Quick Start :To ASP.NET
After this short excursion with some background information on the .NET Framework, we will now focus on ASP.NET.
File name extensions
Web applications written with ASP.NET will consist of many files with different file name extensions. The most common are listed here. Native ASP.NET files by default have the extension .aspx (which is, of course, an extension to .asp) or .ascx. Web Services normally have the extension .asmx.
Your file names containing the business logic will depend on the language you use. So, for example, a C# file would have the extension .aspx.cs. You already learned about the configuration file Web.Config.
Another one worth mentioning is the ASP.NET application file Global.asax - in the ASP world formerly known as Global.asa. But now there is also a code behind file Global.asax.vb, for example, if the file contains Visual Basic.NET code. Global.asax is an optional file that resides in the root directory of your application, and it contains global logic for your application.
All of these are text files
All of these files are text files, and therefore human readable and writeable.
The easiest way to start
The easiest way to start with ASP.NET is to take a simple ASP page and change the file name extension to .aspx.
Here is quick introduction of syntax used in ASP.NET
You can use directives to specify optional settings used by the page compiler when processing ASP.NET files. For each directive you can set different attributes. One example is the language directive at the beginning of a page defining the default programming language.

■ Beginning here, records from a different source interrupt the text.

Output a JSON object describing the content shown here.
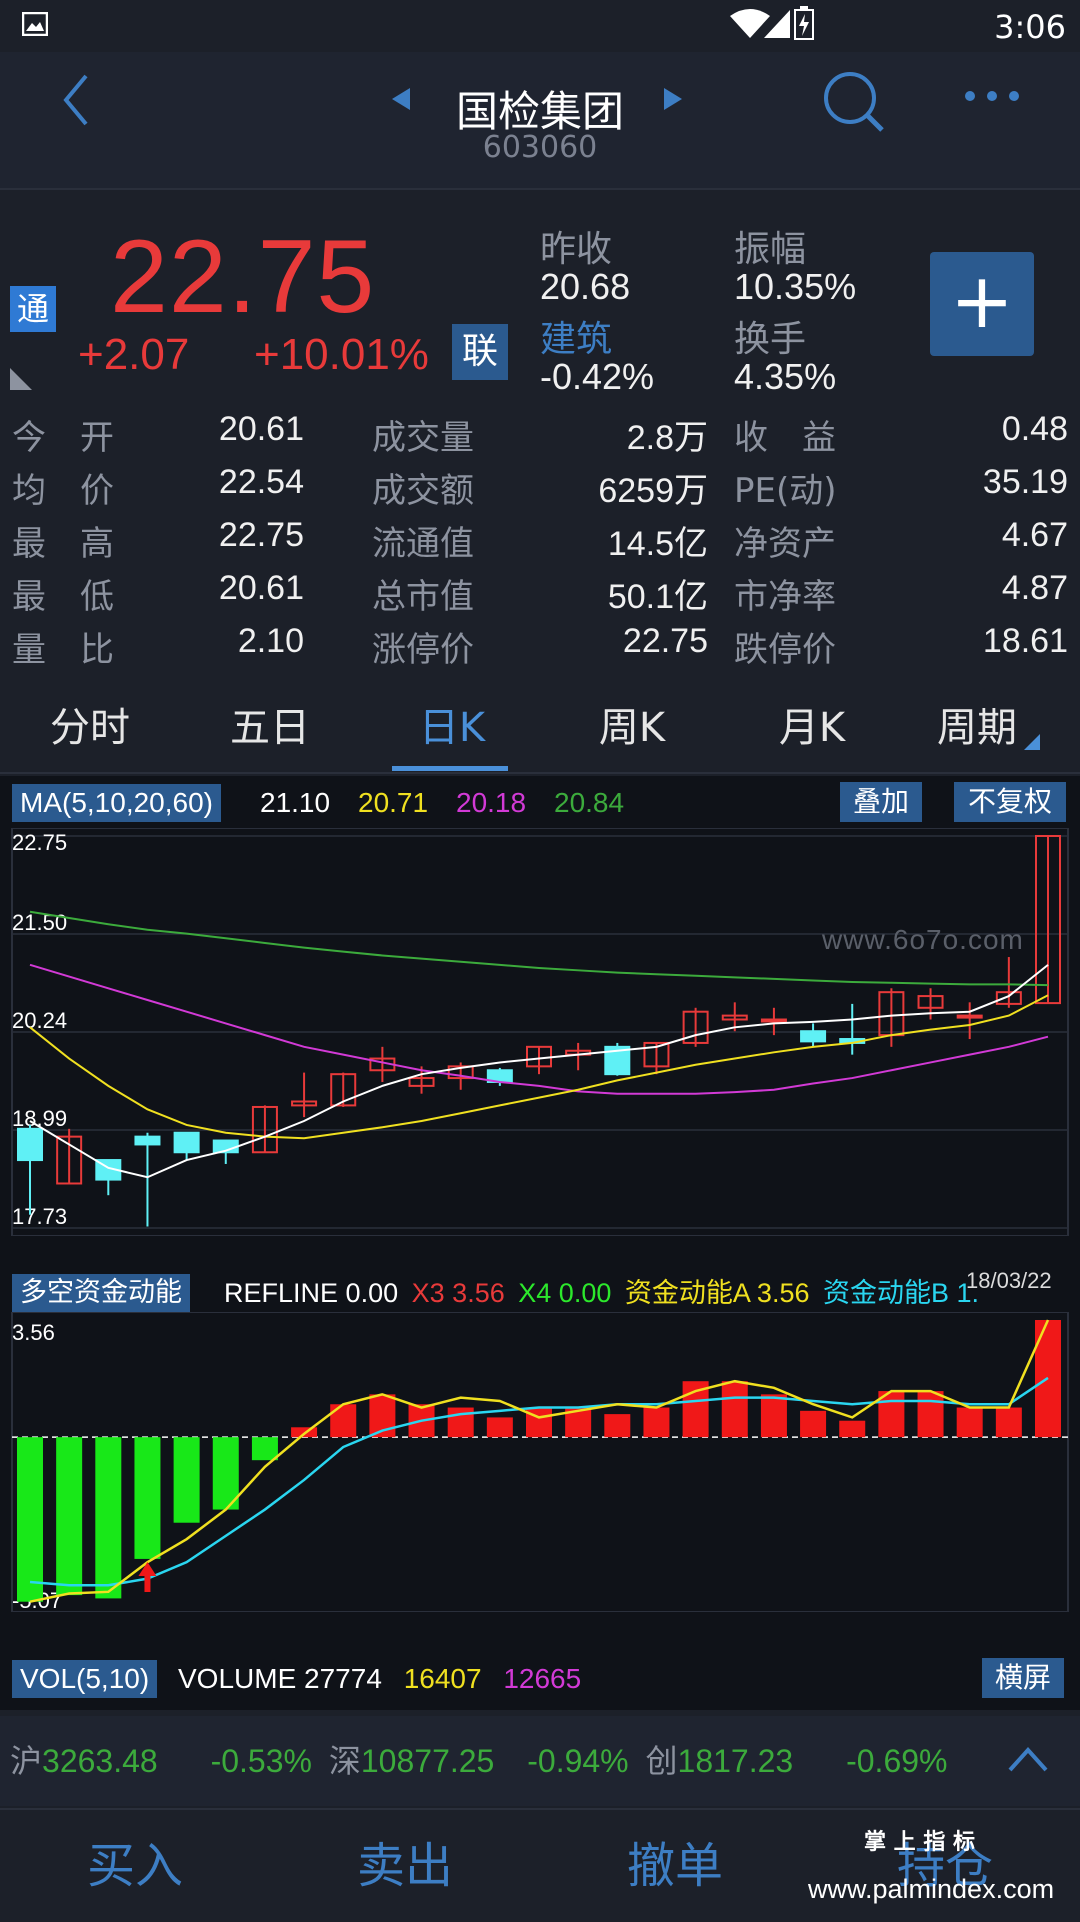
{
  "status_bar": {
    "time": "3:06"
  },
  "header": {
    "title": "国检集团",
    "code": "603060"
  },
  "quote": {
    "tong_badge": "通",
    "price": "22.75",
    "change": "+2.07",
    "change_pct": "+10.01%",
    "lian_badge": "联",
    "prev_close_label": "昨收",
    "prev_close": "20.68",
    "amplitude_label": "振幅",
    "amplitude": "10.35%",
    "sector_label": "建筑",
    "sector_change": "-0.42%",
    "turnover_label": "换手",
    "turnover": "4.35%",
    "add_label": "+"
  },
  "stats": [
    {
      "l1": "今　开",
      "v1": "20.61",
      "l2": "成交量",
      "v2": "2.8万",
      "l3": "收　益",
      "v3": "0.48"
    },
    {
      "l1": "均　价",
      "v1": "22.54",
      "l2": "成交额",
      "v2": "6259万",
      "l3": "PE(动)",
      "v3": "35.19"
    },
    {
      "l1": "最　高",
      "v1": "22.75",
      "l2": "流通值",
      "v2": "14.5亿",
      "l3": "净资产",
      "v3": "4.67"
    },
    {
      "l1": "最　低",
      "v1": "20.61",
      "l2": "总市值",
      "v2": "50.1亿",
      "l3": "市净率",
      "v3": "4.87"
    },
    {
      "l1": "量　比",
      "v1": "2.10",
      "l2": "涨停价",
      "v2": "22.75",
      "l3": "跌停价",
      "v3": "18.61"
    }
  ],
  "tabs": [
    "分时",
    "五日",
    "日K",
    "周K",
    "月K",
    "周期"
  ],
  "active_tab": "日K",
  "ma": {
    "label": "MA(5,10,20,60)",
    "v5": "21.10",
    "v10": "20.71",
    "v20": "20.18",
    "v60": "20.84",
    "overlay_btn": "叠加",
    "adjust_btn": "不复权"
  },
  "price_axis": [
    "22.75",
    "21.50",
    "20.24",
    "18.99",
    "17.73"
  ],
  "watermark": "www.6o7o.com",
  "date_label": "18/03/22",
  "indicator": {
    "name": "多空资金动能",
    "refline_label": "REFLINE",
    "refline": "0.00",
    "x3_label": "X3",
    "x3": "3.56",
    "x4_label": "X4",
    "x4": "0.00",
    "a_label": "资金动能A",
    "a": "3.56",
    "b_label": "资金动能B",
    "b": "1.",
    "top": "3.56",
    "bottom": "-5.07"
  },
  "vol": {
    "label": "VOL(5,10)",
    "volume_label": "VOLUME",
    "volume": "27774",
    "v5": "16407",
    "v10": "12665",
    "landscape_btn": "横屏"
  },
  "index_bar": {
    "sh_label": "沪",
    "sh": "3263.48",
    "sh_pct": "-0.53%",
    "sz_label": "深",
    "sz": "10877.25",
    "sz_pct": "-0.94%",
    "cy_label": "创",
    "cy": "1817.23",
    "cy_pct": "-0.69%"
  },
  "bottom_bar": [
    "买入",
    "卖出",
    "撤单",
    "持仓"
  ],
  "footer_watermark": {
    "top": "掌 上 指 标",
    "url": "www.palmindex.com"
  },
  "colors": {
    "up": "#e83a3a",
    "down": "#5ff0f5",
    "ma5": "#ffffff",
    "ma10": "#f0e020",
    "ma20": "#d23ad6",
    "ma60": "#3cab3c",
    "accent": "#4a90d9",
    "green_index": "#3cab3c"
  },
  "chart_data": [
    {
      "type": "candlestick",
      "title": "",
      "ylim": [
        17.73,
        22.75
      ],
      "candles": [
        {
          "o": 19.0,
          "c": 18.6,
          "h": 19.05,
          "l": 17.9
        },
        {
          "o": 18.3,
          "c": 18.9,
          "h": 19.0,
          "l": 18.3
        },
        {
          "o": 18.6,
          "c": 18.35,
          "h": 18.6,
          "l": 18.15
        },
        {
          "o": 18.9,
          "c": 18.8,
          "h": 18.95,
          "l": 17.75
        },
        {
          "o": 18.95,
          "c": 18.7,
          "h": 18.95,
          "l": 18.6
        },
        {
          "o": 18.85,
          "c": 18.7,
          "h": 18.85,
          "l": 18.55
        },
        {
          "o": 18.7,
          "c": 19.28,
          "h": 19.3,
          "l": 18.7
        },
        {
          "o": 19.3,
          "c": 19.35,
          "h": 19.72,
          "l": 19.15
        },
        {
          "o": 19.3,
          "c": 19.7,
          "h": 19.72,
          "l": 19.28
        },
        {
          "o": 19.75,
          "c": 19.9,
          "h": 20.05,
          "l": 19.6
        },
        {
          "o": 19.55,
          "c": 19.65,
          "h": 19.8,
          "l": 19.45
        },
        {
          "o": 19.65,
          "c": 19.8,
          "h": 19.85,
          "l": 19.5
        },
        {
          "o": 19.75,
          "c": 19.6,
          "h": 19.78,
          "l": 19.55
        },
        {
          "o": 19.8,
          "c": 20.05,
          "h": 20.05,
          "l": 19.7
        },
        {
          "o": 19.95,
          "c": 20.0,
          "h": 20.1,
          "l": 19.75
        },
        {
          "o": 20.05,
          "c": 19.7,
          "h": 20.1,
          "l": 19.68
        },
        {
          "o": 19.8,
          "c": 20.1,
          "h": 20.1,
          "l": 19.7
        },
        {
          "o": 20.1,
          "c": 20.5,
          "h": 20.55,
          "l": 20.05
        },
        {
          "o": 20.4,
          "c": 20.45,
          "h": 20.62,
          "l": 20.25
        },
        {
          "o": 20.4,
          "c": 20.4,
          "h": 20.55,
          "l": 20.2
        },
        {
          "o": 20.25,
          "c": 20.12,
          "h": 20.35,
          "l": 20.05
        },
        {
          "o": 20.15,
          "c": 20.1,
          "h": 20.6,
          "l": 19.95
        },
        {
          "o": 20.2,
          "c": 20.75,
          "h": 20.8,
          "l": 20.05
        },
        {
          "o": 20.55,
          "c": 20.7,
          "h": 20.8,
          "l": 20.4
        },
        {
          "o": 20.45,
          "c": 20.45,
          "h": 20.62,
          "l": 20.15
        },
        {
          "o": 20.6,
          "c": 20.75,
          "h": 21.2,
          "l": 20.55
        },
        {
          "o": 20.61,
          "c": 22.75,
          "h": 22.75,
          "l": 20.61
        }
      ],
      "ma5": [
        19.1,
        18.8,
        18.5,
        18.38,
        18.6,
        18.72,
        18.9,
        19.1,
        19.35,
        19.55,
        19.7,
        19.78,
        19.85,
        19.9,
        19.95,
        20.0,
        20.05,
        20.2,
        20.3,
        20.35,
        20.37,
        20.4,
        20.45,
        20.48,
        20.5,
        20.7,
        21.1
      ],
      "ma10": [
        20.3,
        19.9,
        19.55,
        19.25,
        19.05,
        18.95,
        18.9,
        18.88,
        18.95,
        19.02,
        19.1,
        19.2,
        19.3,
        19.4,
        19.5,
        19.62,
        19.72,
        19.82,
        19.9,
        19.98,
        20.05,
        20.1,
        20.2,
        20.27,
        20.33,
        20.45,
        20.71
      ],
      "ma20": [
        21.1,
        20.95,
        20.8,
        20.65,
        20.5,
        20.35,
        20.2,
        20.05,
        19.95,
        19.85,
        19.75,
        19.68,
        19.6,
        19.55,
        19.48,
        19.45,
        19.45,
        19.45,
        19.47,
        19.5,
        19.58,
        19.65,
        19.75,
        19.85,
        19.95,
        20.05,
        20.18
      ],
      "ma60": [
        21.78,
        21.7,
        21.62,
        21.55,
        21.5,
        21.44,
        21.38,
        21.32,
        21.27,
        21.22,
        21.18,
        21.14,
        21.1,
        21.06,
        21.03,
        21.0,
        20.98,
        20.96,
        20.94,
        20.92,
        20.9,
        20.88,
        20.87,
        20.86,
        20.85,
        20.85,
        20.84
      ]
    },
    {
      "type": "bar",
      "title": "多空资金动能",
      "ylim": [
        -5.07,
        3.56
      ],
      "values": [
        -5.0,
        -4.8,
        -4.9,
        -3.7,
        -2.6,
        -2.2,
        -0.7,
        0.3,
        1.0,
        1.3,
        1.0,
        0.9,
        0.6,
        0.9,
        0.9,
        0.7,
        0.9,
        1.7,
        1.7,
        1.3,
        0.8,
        0.5,
        1.4,
        1.4,
        0.9,
        0.9,
        3.56
      ],
      "line_a": [
        -5.0,
        -4.75,
        -4.7,
        -3.8,
        -3.1,
        -2.2,
        -0.9,
        0.1,
        1.0,
        1.3,
        0.9,
        1.2,
        1.1,
        0.6,
        0.8,
        1.0,
        0.9,
        1.4,
        1.7,
        1.5,
        1.0,
        0.6,
        1.4,
        1.4,
        0.9,
        0.9,
        3.56
      ],
      "line_b": [
        -4.4,
        -4.5,
        -4.5,
        -4.3,
        -3.8,
        -3.0,
        -2.2,
        -1.3,
        -0.3,
        0.2,
        0.5,
        0.7,
        0.8,
        0.9,
        0.9,
        1.0,
        1.0,
        1.1,
        1.2,
        1.2,
        1.1,
        1.0,
        1.1,
        1.1,
        1.0,
        1.0,
        1.8
      ]
    }
  ]
}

Code Declaration Blocks
Code declaration blocks are lines of code enclosed in <script> tags. They contain the runat=server attribute, which tells ASP.NET that these controls can be accessed on the server and on the client. Optionally you can specify the language for the block. The code block itself consists of the definition of member variables and methods.

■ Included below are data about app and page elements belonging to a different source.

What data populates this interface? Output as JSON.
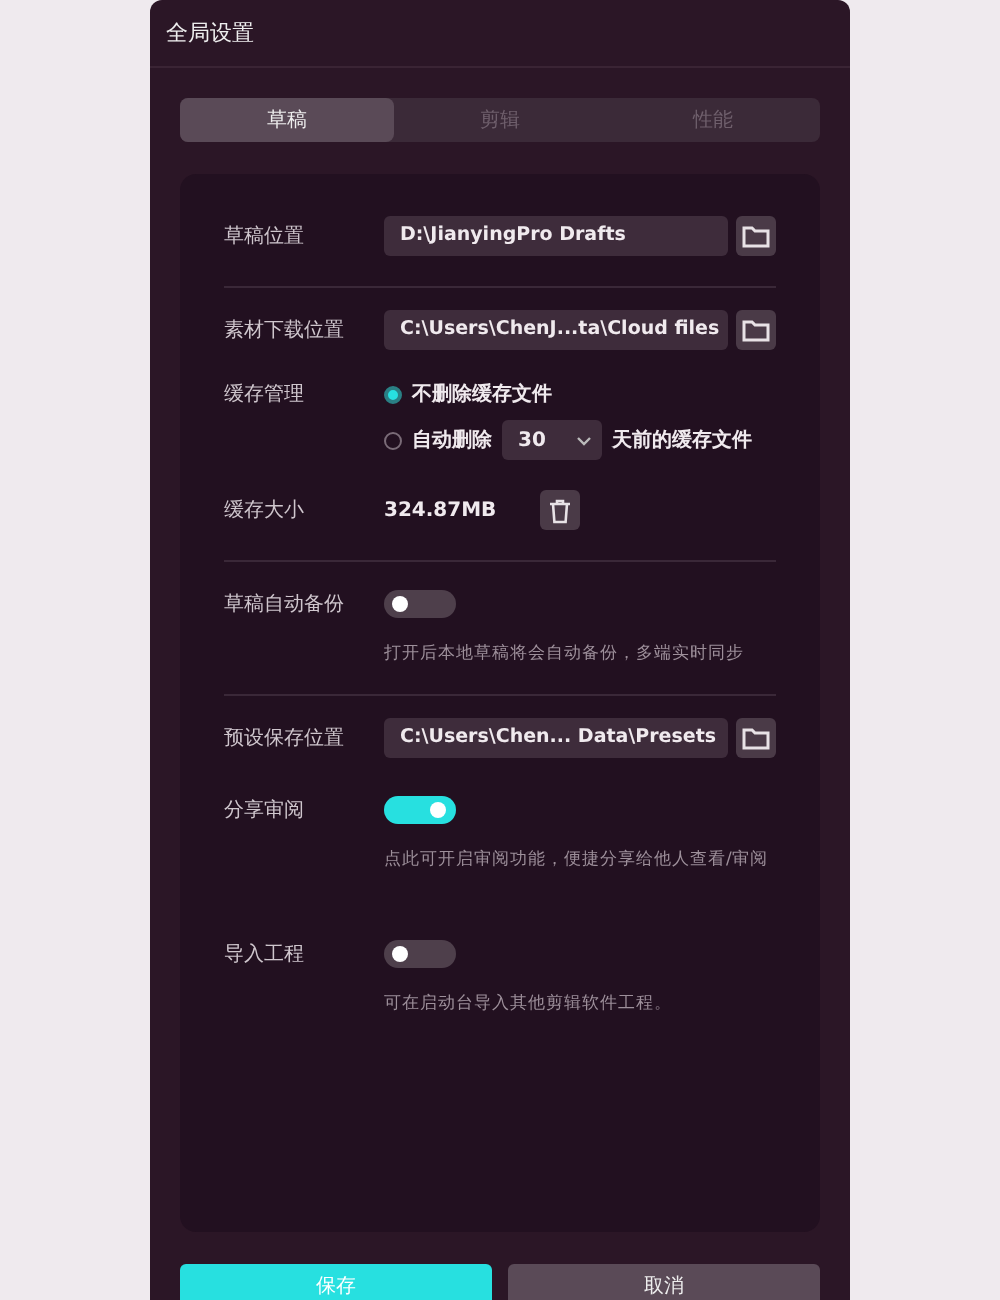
{
  "window": {
    "title": "全局设置"
  },
  "tabs": [
    {
      "label": "草稿",
      "selected": true
    },
    {
      "label": "剪辑",
      "selected": false
    },
    {
      "label": "性能",
      "selected": false
    }
  ],
  "sections": [
    [
      {
        "kind": "path",
        "label": "草稿位置",
        "value": "D:\\JianyingPro Drafts"
      }
    ],
    [
      {
        "kind": "path",
        "label": "素材下载位置",
        "value": "C:\\Users\\ChenJ...ta\\Cloud files"
      },
      {
        "kind": "radio",
        "label": "缓存管理",
        "options": [
          {
            "text": "不删除缓存文件",
            "selected": true
          },
          {
            "text": "自动删除",
            "selected": false,
            "dropdown": "30",
            "suffix": "天前的缓存文件"
          }
        ]
      },
      {
        "kind": "size",
        "label": "缓存大小",
        "value": "324.87MB"
      }
    ],
    [
      {
        "kind": "toggle",
        "label": "草稿自动备份",
        "on": false,
        "description": "打开后本地草稿将会自动备份，多端实时同步"
      }
    ],
    [
      {
        "kind": "path",
        "label": "预设保存位置",
        "value": "C:\\Users\\Chen... Data\\Presets"
      },
      {
        "kind": "toggle",
        "label": "分享审阅",
        "on": true,
        "description": "点此可开启审阅功能，便捷分享给他人查看/审阅"
      },
      {
        "kind": "toggle",
        "label": "导入工程",
        "on": false,
        "description": "可在启动台导入其他剪辑软件工程。"
      }
    ]
  ],
  "buttons": [
    {
      "label": "保存",
      "kind": "primary"
    },
    {
      "label": "取消",
      "kind": "secondary"
    }
  ]
}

Code Render Blocks
Render blocks contain inline code or inline expressions enclosed by the character sequences shown here. The language used inside those blocks could be specified through a directive like the one shown before.
HTML Control Syntax
You can declare several standard HTML elements as HTML server controls. Use the element as you are familiar with in HTML and add the attribute runat=server. This causes the HTML element to be treated as a server control. It is now programmatically accessible by using a unique ID. HTML server controls must reside within a <form> section that also has the attribute runat=server.
Custom Control Syntax
There are two different kinds of custom controls. On the one hand there are the controls that ship with .NET, and on the other hand you can create your own custom controls. Using custom server controls is the best way to encapsulate common programmatic functionality.
Just specify elements as you did with HTML elements, but add a tag prefix, which is an alias for the fully qualified namespace of the control. Again you must include the runat=server attribute. If you want to get programmatic access to the control, just add an Id attribute.
You can include properties for each server control to characterize its behavior. For example, you can set the maximum length of a TextBox. Those properties might have sub properties; you know this principle from HTML. Now you have the ability to specify, for example, the size and type of the font you use (font-size and font-type).
The last attribute is dedicated to event binding. This can be used to bind the control to a specific event. If you implement your own method
MyClick, this method will be executed when the corresponding button is clicked if you use the server control event binding shown in the slide.
Data Binding Expression
You can create bindings between server controls and data sources. The data binding expression is enclosed by the character sequences <%# and %>. The data-binding model provided by ASP.NET is hierarchical. That means you can create bindings between server control properties and superior data sources.
Server-side Object Tags
If you need to create an instance of an object on the server, use server-side object tags. When the page is compiled, an instance of the specified object is created. To specify the object use the identifier attribute. You can declare (and instantiate) .NET objects using class as the identifier, and COM objects using either progid or classid.
Server-side Include Directives
With server-side include directives you can include raw contents of a file anywhere in your ASP.NET file. Specify the type of the path to filename with the pathtype attribute. Use either File, when specifying a relative path, or Virtual, when using a full virtual path.
To prevent server code from executing, use these character sequences to comment it out. You can comment out full blocks - not just single lines.